The tone of today’s update implied that the Bank remains “comfortable with the amount of insurance” that was provided by January’s 25 basis point cut to the overnight rate and in line with recent comments by Governor Poloz. Like the Bank, we recently revised our forecast for first quarter growth lower; however, we anticipate a greater snapback in activity in the second quarter (2.5%) based on the view that a large part of the weather-related hit to activity in the first quarter will be reversed.
The forecast presented by the Bank today was largely in line with our view. With the first quarter likely to prove to be the low point for growth this year, we expect that there will not be a need for additional policy stimulus and, therefore, expect the overnight rate to remain at 0.75% for the remainder of 2015.

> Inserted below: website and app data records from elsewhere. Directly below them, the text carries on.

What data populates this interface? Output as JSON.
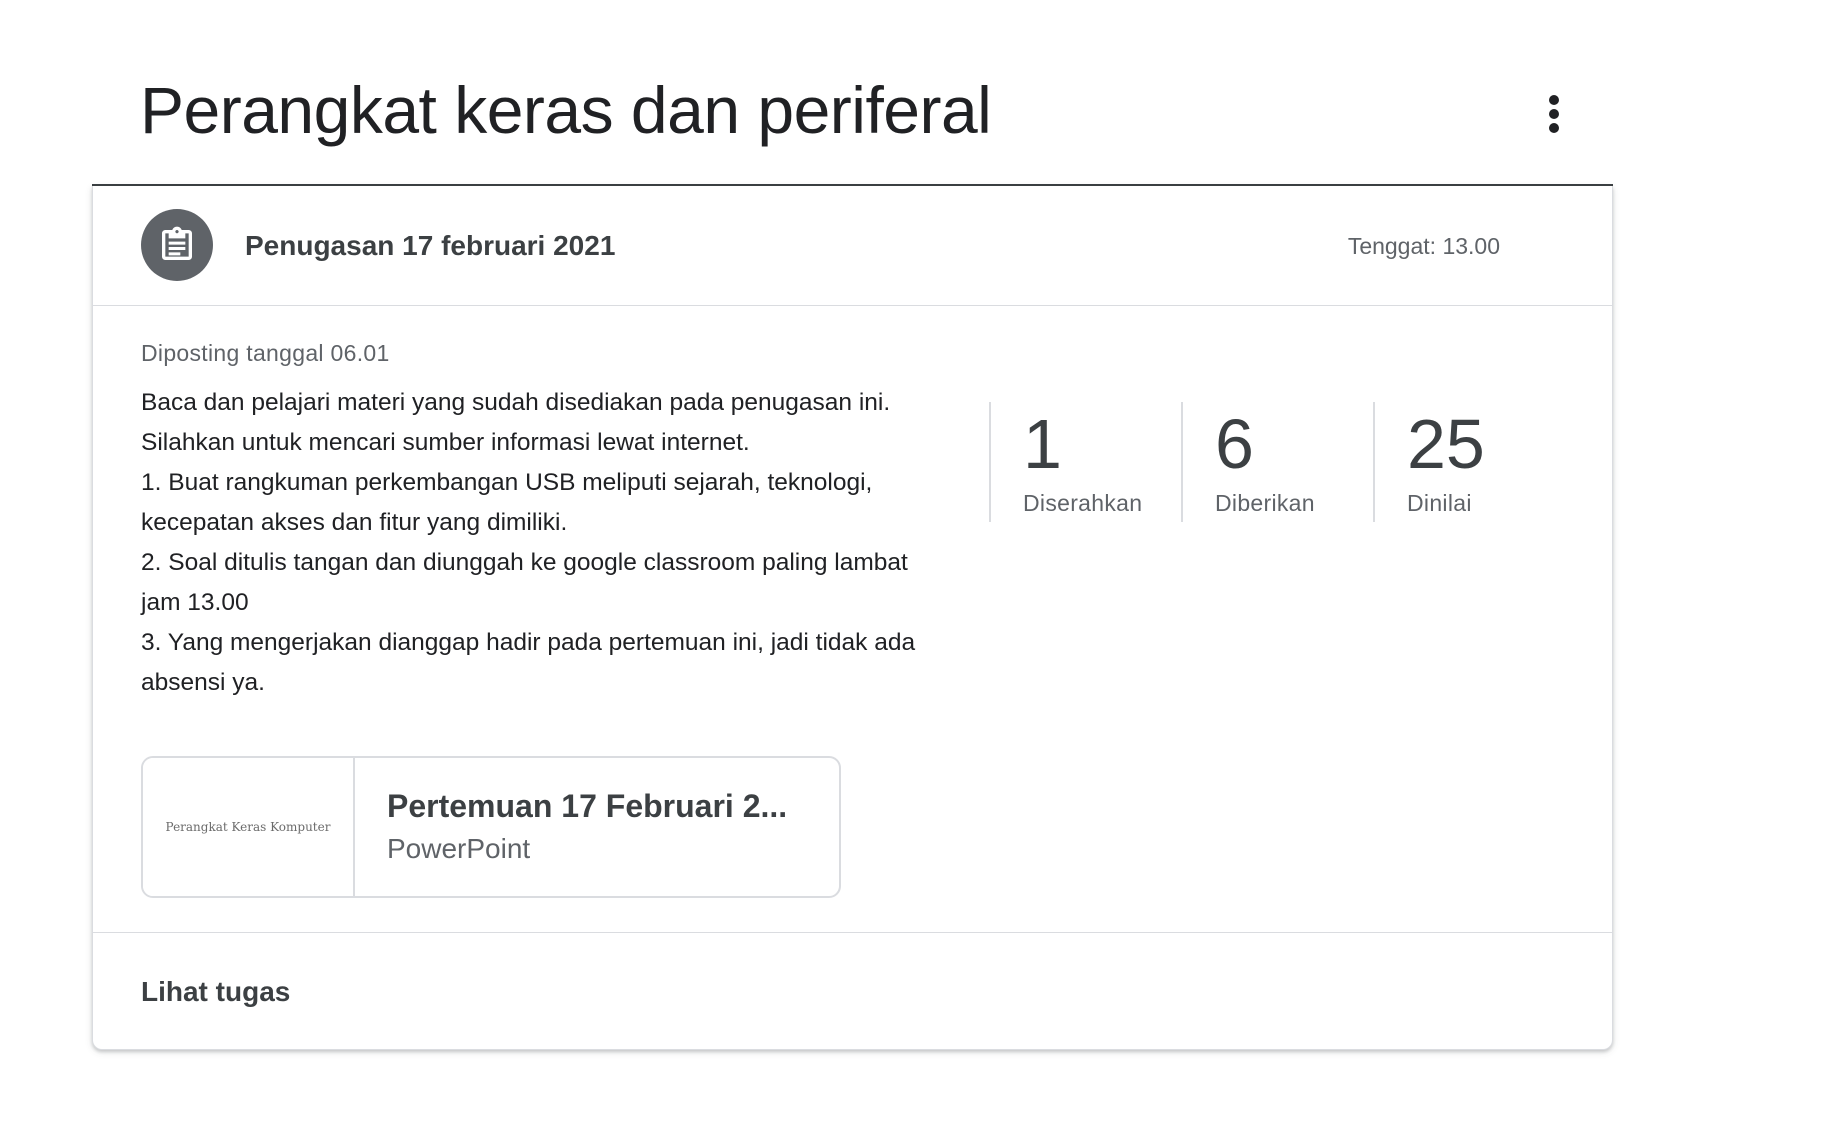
{
  "topic": {
    "title": "Perangkat keras dan periferal",
    "menu_icon": "more-vert-icon"
  },
  "assignment": {
    "icon": "assignment-icon",
    "title": "Penugasan 17 februari 2021",
    "due": "Tenggat: 13.00",
    "posted": "Diposting tanggal 06.01",
    "description_lines": [
      "Baca dan pelajari materi yang sudah disediakan pada penugasan ini.",
      "Silahkan untuk mencari sumber informasi lewat internet.",
      "1. Buat rangkuman perkembangan USB meliputi sejarah, teknologi,",
      "kecepatan akses dan fitur yang dimiliki.",
      "2. Soal ditulis tangan dan diunggah ke google classroom paling lambat",
      "jam 13.00",
      "3. Yang mengerjakan dianggap hadir pada pertemuan ini, jadi tidak ada",
      "absensi ya."
    ],
    "stats": [
      {
        "value": "1",
        "label": "Diserahkan"
      },
      {
        "value": "6",
        "label": "Diberikan"
      },
      {
        "value": "25",
        "label": "Dinilai"
      }
    ],
    "attachment": {
      "thumbnail_text": "Perangkat Keras Komputer",
      "title": "Pertemuan 17 Februari 2...",
      "type": "PowerPoint"
    },
    "view_link": "Lihat tugas"
  }
}
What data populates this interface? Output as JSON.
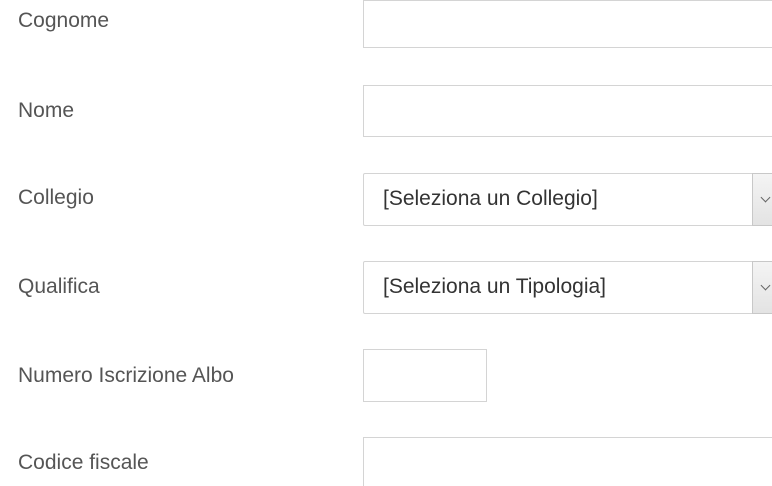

We weren’t factoring in another Bank of Canada rate cut, so an updated forecast which diminishes the odds of further easing from Poloz doesn’t materially change our outlook. The front end of the Canadian curve should do more work in pricing in a smaller chance of lower policy rates, which would, in the process, modestly support the Canadian dollar in the near term.
- Dawn Desjardins, Assistant Chief Economist, RBC Economics
The main message from the BoC — for now — is that further rate cuts are off the table and at least on an interim basis markets have cause for reducing such bets.
- Avery Shenfield and Nick Exarhos, CIBC economics
The Bank of Canada kept rates unchanged today, and sent some signals to expect more of the same for a while yet.
- Derek Holt, Frances Donald, and Dov Zigler, Scotia Economics
- Douglas Porter, chief economist for BMO